British artist Richard Deacon is primarily known for his abstract sculptures, but in the late 1980s he started experimenting with printmaking. 'A Curious Apple' (pictured) is part of his Curious series, which is based on the artist's childhood memories of portraits from the Strand magazine. These portraits were of leading public figures, alongside photos of vegetables which suggested human features. Over time Deacon's memories of these became blurred and distorted, and he decided to combine the photos with these prints, which present vegetables as strange portraits. The accompanying props in the images, such the vase, emphasise the apple's humanoid features. View the rest of the series here.

Don't Miss!

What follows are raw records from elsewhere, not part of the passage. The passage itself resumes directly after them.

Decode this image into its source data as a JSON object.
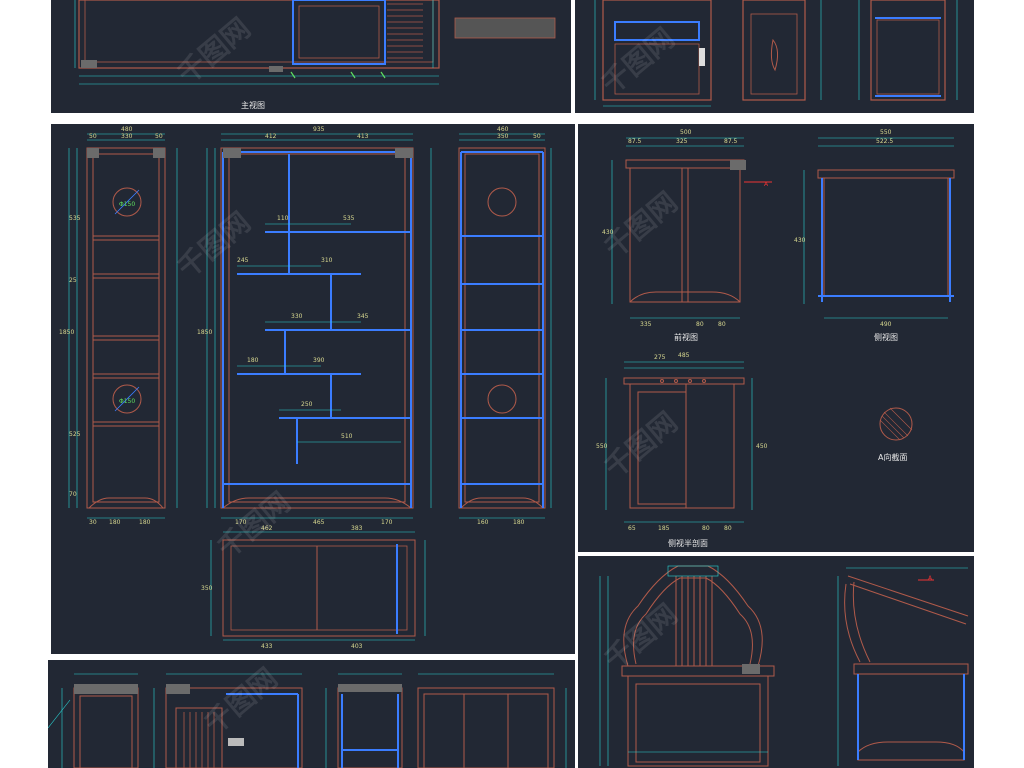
{
  "panels": {
    "top_left": {
      "caption": "主视图"
    },
    "top_right": {},
    "bookcase": {
      "top_dims": [
        "480",
        "330",
        "50",
        "50",
        "935",
        "412",
        "413",
        "460",
        "350",
        "50"
      ],
      "left_dims": [
        "1850",
        "535",
        "525",
        "25",
        "70"
      ],
      "mid_dims": [
        "110",
        "535",
        "245",
        "310",
        "330",
        "345",
        "180",
        "390",
        "250",
        "510",
        "170",
        "465",
        "170"
      ],
      "bottom_dims": [
        "30",
        "180",
        "180",
        "160",
        "180"
      ],
      "plan_dims": [
        "462",
        "383",
        "433",
        "403",
        "350"
      ],
      "circle_label": "Φ150"
    },
    "chair_views": {
      "front_caption": "前视图",
      "side_caption": "侧视图",
      "section_caption": "侧视半剖面",
      "detail_caption": "A向截面",
      "detail_marker": "A",
      "front_dims": [
        "500",
        "87.5",
        "325",
        "87.5",
        "430",
        "335",
        "80",
        "80"
      ],
      "side_dims": [
        "550",
        "522.5",
        "430",
        "490"
      ],
      "section_dims": [
        "275",
        "485",
        "550",
        "450",
        "65",
        "185",
        "80",
        "80"
      ]
    },
    "armchair": {
      "marker": "A"
    },
    "bottom_cabinet": {}
  },
  "watermark": "千图网",
  "colors": {
    "background": "#222834",
    "red_line": "#b05a4a",
    "blue_line": "#3b7dff",
    "dim_line": "#2ad4d4",
    "dim_text": "#d8d890"
  }
}
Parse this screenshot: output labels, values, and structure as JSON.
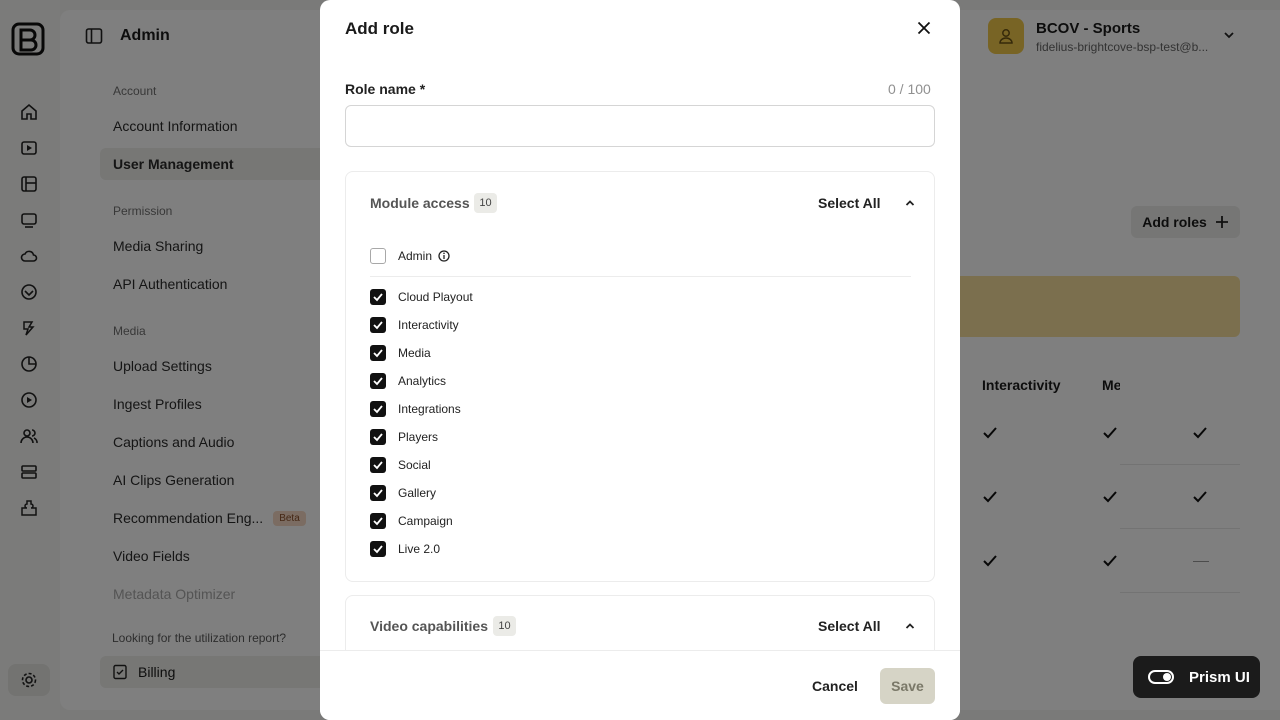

A new exhibition by art director and stylist Camilla Wordie - 'Eat to Live or Live to Eat' - comes to London's Feelium Gallery this May. In this exhibition Wordie will be interviewing 10 individuals, who have very different relationships with food;  some of those interviewed hate to cook whilst others love to eat; they will each share their top 10 ingredients. Wordie attempts to capture their character through these ingredients, with each 'food portrait' being taken by a different photographer. This playful exhibition will explore our intimate relationship with food, and will ask the question do we 'eat to live or live to eat'?